Outside, or even alongside, forming better habits, we can use technology designed for this exact reason.
How technology can help
There are many technologies designed to join up processes and integrate one app into another.
In the most basic form, you have technology we refer to as “If this then that” (IFTTT).
If something happens on one platform, something else gets triggered on another.
This is designed to move alerts and notifications to one central place. While it may not help with notification fatigue unless managed correctly, it does help reduce the number of apps you need to open and check each day.
For example, when you make a sale in your Shopify store, you can get a channel message in Slack. If you spend most of your work day in Slack, this reduces the number of times you check Shopify for online sales.
Minutes (and $$$) saved.
One common countermeasure people take to reduce app switching is to use the browser versions of each app.
While this technically does reduce app switching, you’re still toggling between tabs. So the context switching is still present.
All you’ve done is mask the problem you’re trying to remedy.
A much better solution is to focus on one task at a time and/or use a middleware option to bring tasks, messages, and notifications into one place.
For collaboration app switching, in particular, Mio enables cross-platform messaging between Microsoft Teams, Slack, Webex, and Zoom.
Mio exists because 91% of businesses use at least two messaging apps.
Like project management, accounts, or sales apps, juggling messages and people on these apps is not productive.
If your business uses both Slack and Teams, for example, how much time do you spend switching between platforms to respond to messages?
What could you do is choose your platform of choice and stay there; safe in the knowledge that Mio connects your Slack to your colleague’s Microsoft Teams messages.
Sounds better than the alternatives, right? (Forcing everyone to use a platform they hate or giving in to toggle tax.)
By using message interoperability, you can send cross-platform channel messages and direct messages.
Within each message, associated functionality gets translated cross-platform too.
Supported features include:
- Message edits
- Message deletions
- Message threads
- Emojis and GIFs
- Emoji reactions
- Group messages
- File uploads
- Message formatting like italics and bolds
So when you have 50% of your business using Microsoft Teams and 50% using Slack, it is possible for them to coexist without everyone constantly app (and context) switching.

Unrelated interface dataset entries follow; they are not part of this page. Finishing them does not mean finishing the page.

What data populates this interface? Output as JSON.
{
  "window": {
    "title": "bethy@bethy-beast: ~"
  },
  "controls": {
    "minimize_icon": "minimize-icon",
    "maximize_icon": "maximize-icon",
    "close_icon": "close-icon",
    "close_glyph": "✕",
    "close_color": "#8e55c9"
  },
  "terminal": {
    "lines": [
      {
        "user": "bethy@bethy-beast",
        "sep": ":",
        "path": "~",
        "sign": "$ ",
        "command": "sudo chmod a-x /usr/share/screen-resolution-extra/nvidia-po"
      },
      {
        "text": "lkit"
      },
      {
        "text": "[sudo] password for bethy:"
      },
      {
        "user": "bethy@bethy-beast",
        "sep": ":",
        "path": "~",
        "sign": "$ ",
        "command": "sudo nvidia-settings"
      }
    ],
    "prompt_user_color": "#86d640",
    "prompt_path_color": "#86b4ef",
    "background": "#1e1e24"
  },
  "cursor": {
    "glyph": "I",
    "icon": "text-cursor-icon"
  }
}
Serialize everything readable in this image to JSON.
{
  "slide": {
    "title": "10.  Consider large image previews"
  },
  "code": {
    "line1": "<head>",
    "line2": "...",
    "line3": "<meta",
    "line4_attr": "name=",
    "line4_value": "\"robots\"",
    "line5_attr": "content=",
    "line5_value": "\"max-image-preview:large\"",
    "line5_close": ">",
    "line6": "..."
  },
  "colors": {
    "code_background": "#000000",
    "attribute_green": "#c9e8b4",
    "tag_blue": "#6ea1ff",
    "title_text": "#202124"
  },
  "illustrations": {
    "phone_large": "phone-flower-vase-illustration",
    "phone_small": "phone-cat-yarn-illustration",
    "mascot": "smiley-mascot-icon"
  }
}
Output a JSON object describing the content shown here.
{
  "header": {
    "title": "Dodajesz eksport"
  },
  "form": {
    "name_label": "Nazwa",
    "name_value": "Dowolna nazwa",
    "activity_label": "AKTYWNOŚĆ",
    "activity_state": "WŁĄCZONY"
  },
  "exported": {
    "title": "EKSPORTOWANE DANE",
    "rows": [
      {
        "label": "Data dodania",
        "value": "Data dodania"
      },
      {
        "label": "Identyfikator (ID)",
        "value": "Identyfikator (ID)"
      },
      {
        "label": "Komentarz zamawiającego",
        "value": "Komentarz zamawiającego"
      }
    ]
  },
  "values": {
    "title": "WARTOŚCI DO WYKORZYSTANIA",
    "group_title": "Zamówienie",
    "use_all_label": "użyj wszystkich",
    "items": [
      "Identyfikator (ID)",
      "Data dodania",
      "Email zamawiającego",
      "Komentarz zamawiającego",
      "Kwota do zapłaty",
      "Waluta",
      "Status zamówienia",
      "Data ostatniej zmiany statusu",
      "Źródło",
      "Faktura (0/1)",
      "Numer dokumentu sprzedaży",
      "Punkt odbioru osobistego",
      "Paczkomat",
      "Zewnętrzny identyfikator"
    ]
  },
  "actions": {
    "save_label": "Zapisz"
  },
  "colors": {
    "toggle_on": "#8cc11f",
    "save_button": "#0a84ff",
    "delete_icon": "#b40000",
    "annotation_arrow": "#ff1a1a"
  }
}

Rather than burn a hole in their productivity pocket, brands use Mio to connect their platforms (and teams) to avoid succumbing to the dreaded toggle tax.
To find out how to reduce context switching in your business, visit the Mio website.